Most animals, and many plants, reproduce sexually. While it might be fun for us, rueful comments at its expense are even truer for species that waste most of their energy trying to have sex, or kill themselves in the act. Yet sexual reproduction must have advantages, or else creatures that reproduce asexually would long ago have overrun us.
One theory holds that the shuffling of chromosomes from genetically different parents helps us do a better job at fighting off parasites. A related idea is that a more diverse genome is beneficial for responding to changing environmental conditions.
Now, one long-standing explanation has received empirical support. The deleterious mutation hypothesis proposes that when an individual of an asexual species has a mutation, that gene will be passed on to all its offspring. Since most mutations that alter proteins are harmful, this would not be good for the survival of the line. However, in sexual reproduction, some offspring will have more mutations and others less. The ones with fewer mutations will generally thrive while those with more tend to die out, keeping the population as a whole healthy.
However, even mathematical models constructed by the leading advocate of the hypothesis require an average of more than one new deleterious mutation per individual if sex is to provide a benefit. The evidence for whether living species actually match this rate remains disputed.
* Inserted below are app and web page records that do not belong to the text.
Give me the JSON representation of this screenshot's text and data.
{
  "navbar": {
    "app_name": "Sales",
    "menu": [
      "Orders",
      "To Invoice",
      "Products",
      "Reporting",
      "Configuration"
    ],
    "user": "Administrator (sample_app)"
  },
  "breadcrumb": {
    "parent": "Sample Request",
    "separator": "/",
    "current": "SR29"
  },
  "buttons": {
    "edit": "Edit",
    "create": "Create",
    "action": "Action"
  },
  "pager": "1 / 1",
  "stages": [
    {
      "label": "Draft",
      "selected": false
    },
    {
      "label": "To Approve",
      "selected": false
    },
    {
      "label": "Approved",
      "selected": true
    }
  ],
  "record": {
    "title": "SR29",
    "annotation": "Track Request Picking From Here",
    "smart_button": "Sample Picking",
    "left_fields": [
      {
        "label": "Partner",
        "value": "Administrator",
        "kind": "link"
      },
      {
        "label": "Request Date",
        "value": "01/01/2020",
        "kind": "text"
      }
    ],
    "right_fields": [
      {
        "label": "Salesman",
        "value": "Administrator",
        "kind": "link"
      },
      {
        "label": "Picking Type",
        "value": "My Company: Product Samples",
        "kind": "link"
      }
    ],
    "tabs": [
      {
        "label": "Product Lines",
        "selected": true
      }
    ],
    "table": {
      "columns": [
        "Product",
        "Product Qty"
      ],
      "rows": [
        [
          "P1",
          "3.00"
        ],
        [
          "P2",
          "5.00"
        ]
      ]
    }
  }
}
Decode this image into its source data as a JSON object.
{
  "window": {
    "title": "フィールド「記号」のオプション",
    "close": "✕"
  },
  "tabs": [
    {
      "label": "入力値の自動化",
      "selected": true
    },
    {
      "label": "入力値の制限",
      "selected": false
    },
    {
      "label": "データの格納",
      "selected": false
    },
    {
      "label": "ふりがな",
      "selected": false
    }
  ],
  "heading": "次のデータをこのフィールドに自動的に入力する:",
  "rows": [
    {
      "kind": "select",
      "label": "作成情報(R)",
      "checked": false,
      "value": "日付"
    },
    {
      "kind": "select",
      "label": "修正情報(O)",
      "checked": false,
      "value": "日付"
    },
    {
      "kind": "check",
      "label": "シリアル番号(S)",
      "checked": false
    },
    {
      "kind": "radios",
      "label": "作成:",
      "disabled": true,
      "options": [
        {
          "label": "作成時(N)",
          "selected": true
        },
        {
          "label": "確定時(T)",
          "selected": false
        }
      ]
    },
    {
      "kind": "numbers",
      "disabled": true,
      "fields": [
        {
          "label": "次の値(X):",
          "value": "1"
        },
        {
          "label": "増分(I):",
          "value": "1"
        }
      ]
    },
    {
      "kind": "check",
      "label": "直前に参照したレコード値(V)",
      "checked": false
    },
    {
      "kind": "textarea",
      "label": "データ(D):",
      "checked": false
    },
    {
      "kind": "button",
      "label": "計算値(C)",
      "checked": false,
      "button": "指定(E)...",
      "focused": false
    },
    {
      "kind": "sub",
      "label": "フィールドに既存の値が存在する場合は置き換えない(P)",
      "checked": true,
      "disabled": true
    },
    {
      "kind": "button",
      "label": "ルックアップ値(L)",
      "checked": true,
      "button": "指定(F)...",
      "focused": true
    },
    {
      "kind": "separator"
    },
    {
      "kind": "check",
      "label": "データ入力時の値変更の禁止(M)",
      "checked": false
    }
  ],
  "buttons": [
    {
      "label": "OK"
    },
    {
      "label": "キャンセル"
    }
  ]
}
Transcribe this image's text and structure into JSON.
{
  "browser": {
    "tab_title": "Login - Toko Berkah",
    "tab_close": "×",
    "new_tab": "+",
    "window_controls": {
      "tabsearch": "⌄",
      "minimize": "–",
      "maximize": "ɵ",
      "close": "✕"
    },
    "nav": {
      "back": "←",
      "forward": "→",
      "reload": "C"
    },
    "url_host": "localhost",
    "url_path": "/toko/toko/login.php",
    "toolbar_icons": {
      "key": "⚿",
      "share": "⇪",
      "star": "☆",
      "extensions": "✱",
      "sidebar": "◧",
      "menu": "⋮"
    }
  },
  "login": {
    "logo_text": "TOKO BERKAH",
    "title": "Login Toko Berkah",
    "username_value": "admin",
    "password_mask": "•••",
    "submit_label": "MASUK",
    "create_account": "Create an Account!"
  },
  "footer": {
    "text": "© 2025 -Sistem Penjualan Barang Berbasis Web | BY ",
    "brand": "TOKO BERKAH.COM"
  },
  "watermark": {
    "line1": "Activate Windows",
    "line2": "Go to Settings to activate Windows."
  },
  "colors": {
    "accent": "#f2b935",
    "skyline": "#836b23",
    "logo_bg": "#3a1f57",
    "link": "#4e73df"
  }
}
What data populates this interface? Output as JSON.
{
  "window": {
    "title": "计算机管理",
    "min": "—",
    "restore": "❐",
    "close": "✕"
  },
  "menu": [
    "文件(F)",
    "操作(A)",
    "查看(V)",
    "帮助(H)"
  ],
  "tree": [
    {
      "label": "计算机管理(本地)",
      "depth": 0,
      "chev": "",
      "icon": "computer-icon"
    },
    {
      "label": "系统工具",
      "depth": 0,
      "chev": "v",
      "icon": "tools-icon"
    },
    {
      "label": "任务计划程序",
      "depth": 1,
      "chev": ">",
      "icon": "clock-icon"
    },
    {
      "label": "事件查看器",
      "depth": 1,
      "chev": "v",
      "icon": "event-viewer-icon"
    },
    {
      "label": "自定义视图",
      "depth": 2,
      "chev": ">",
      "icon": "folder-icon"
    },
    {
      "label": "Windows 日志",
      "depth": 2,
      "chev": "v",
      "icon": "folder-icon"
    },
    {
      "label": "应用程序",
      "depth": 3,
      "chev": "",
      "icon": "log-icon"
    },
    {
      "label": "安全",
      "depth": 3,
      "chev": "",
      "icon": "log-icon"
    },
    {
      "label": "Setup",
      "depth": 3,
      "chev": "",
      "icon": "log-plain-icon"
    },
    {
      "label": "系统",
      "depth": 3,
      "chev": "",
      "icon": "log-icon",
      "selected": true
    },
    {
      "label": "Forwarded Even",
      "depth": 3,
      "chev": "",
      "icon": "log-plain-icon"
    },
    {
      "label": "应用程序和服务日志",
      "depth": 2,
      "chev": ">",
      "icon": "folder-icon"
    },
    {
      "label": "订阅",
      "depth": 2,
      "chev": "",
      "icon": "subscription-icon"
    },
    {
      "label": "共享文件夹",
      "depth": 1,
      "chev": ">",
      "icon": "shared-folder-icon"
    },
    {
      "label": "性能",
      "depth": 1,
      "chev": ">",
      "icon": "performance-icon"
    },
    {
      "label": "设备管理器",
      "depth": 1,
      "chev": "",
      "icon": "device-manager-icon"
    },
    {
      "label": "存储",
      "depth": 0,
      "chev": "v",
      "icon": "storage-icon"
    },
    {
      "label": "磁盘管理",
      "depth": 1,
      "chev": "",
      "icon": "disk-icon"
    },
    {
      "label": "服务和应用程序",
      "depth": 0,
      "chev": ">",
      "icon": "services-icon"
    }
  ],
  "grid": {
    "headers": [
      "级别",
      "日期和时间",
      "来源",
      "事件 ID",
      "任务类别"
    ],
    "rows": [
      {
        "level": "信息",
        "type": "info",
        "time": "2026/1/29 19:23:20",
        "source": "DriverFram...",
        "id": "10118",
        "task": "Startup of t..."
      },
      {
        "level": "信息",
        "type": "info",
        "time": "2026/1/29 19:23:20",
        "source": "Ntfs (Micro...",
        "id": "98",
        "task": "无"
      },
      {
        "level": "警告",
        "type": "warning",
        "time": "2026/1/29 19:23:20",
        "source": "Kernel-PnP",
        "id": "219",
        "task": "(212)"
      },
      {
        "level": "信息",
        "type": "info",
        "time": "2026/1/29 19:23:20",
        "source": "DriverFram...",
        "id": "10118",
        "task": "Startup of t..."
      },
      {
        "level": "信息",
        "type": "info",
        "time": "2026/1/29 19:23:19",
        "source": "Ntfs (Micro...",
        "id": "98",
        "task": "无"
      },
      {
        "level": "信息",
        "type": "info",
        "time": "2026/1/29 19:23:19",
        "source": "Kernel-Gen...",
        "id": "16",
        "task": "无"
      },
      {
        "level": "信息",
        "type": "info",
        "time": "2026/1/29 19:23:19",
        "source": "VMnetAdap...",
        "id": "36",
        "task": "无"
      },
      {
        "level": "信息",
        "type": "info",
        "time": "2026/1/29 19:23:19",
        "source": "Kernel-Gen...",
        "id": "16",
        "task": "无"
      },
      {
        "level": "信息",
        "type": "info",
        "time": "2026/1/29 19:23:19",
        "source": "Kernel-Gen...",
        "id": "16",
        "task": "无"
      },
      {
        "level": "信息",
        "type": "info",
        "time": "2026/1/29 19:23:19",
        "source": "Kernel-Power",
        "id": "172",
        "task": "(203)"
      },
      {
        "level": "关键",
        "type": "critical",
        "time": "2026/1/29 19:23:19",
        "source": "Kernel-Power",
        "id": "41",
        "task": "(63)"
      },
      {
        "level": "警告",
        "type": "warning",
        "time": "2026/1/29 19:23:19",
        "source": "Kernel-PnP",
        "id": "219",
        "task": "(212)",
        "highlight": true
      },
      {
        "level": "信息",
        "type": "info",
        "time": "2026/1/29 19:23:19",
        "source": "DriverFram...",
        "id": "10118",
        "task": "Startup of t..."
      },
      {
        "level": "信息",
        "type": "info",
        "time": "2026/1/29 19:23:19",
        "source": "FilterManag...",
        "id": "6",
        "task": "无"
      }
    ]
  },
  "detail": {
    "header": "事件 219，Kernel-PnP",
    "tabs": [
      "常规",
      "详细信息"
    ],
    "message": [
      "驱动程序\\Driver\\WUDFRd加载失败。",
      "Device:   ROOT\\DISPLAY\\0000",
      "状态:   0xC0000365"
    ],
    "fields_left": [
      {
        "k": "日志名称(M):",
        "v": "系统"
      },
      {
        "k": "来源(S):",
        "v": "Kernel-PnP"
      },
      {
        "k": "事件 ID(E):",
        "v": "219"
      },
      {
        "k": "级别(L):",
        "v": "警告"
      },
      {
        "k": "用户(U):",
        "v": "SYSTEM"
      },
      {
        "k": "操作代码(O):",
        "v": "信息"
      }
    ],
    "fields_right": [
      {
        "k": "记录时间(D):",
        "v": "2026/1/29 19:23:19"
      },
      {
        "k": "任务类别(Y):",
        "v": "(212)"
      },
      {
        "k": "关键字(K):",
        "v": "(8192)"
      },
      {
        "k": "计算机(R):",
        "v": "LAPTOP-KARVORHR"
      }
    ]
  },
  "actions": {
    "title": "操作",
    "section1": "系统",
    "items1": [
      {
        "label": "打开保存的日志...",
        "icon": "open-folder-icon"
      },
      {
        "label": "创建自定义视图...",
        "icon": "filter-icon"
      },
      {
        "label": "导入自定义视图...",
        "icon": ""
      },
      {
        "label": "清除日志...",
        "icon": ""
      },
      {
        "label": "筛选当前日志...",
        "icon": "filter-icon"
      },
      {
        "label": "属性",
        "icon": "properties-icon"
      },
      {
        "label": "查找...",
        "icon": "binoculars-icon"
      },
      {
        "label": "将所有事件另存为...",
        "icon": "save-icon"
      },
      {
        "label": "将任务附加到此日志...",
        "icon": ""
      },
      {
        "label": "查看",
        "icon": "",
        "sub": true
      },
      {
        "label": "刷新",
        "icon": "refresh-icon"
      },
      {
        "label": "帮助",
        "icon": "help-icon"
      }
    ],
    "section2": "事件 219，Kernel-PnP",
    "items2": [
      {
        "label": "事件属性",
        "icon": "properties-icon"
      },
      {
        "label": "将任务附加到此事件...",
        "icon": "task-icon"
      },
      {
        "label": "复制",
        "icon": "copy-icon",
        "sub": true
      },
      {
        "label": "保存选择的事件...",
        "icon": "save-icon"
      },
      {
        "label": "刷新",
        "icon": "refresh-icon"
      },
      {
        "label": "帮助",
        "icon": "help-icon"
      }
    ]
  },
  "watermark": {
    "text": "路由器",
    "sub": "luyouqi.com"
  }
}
In Nature Genetics, Dr. Philip Awadalla of the University of Montreal has provided powerful new evidence for the deleterious mutation hypothesis. Contrary to high school genetics classes, parental genomes do not recombine evenly. Some segments combine frequently, while others only once in many generations.
If the hypothesis is correct, then the parts of our genome that seldom combine should have more mutations. This is indeed what Awadalla found. Mutations build up from parent to child on these stretches of chromosome until recombination finally occurs. "But since these mutations rest on less dynamic segments of our genome, the process can potentially take many hundreds of generations," Awadalla says.
By identifying the parts of the genome that rarely combine, Awadalla is providing scientists seeking genetic disease mutations a suggestion on the best places to start looking. Rather than having to hunt through the entire human genome, researchers can focus on slow-combining “coldspots” which make up a third of the genome and are most likely to harbor mutations. Awadalla also found that mutations in the coldspots tend to be more serious than those elsewhere in the genome.
The study was done with genomes from four human populations, and found that the difference between coldspots and rapidly combining regions was smaller for people of African than European descent. According to the authors, this demonstrates that new selection pressures can change the speed at which mutations are removed over short evolutionary periods.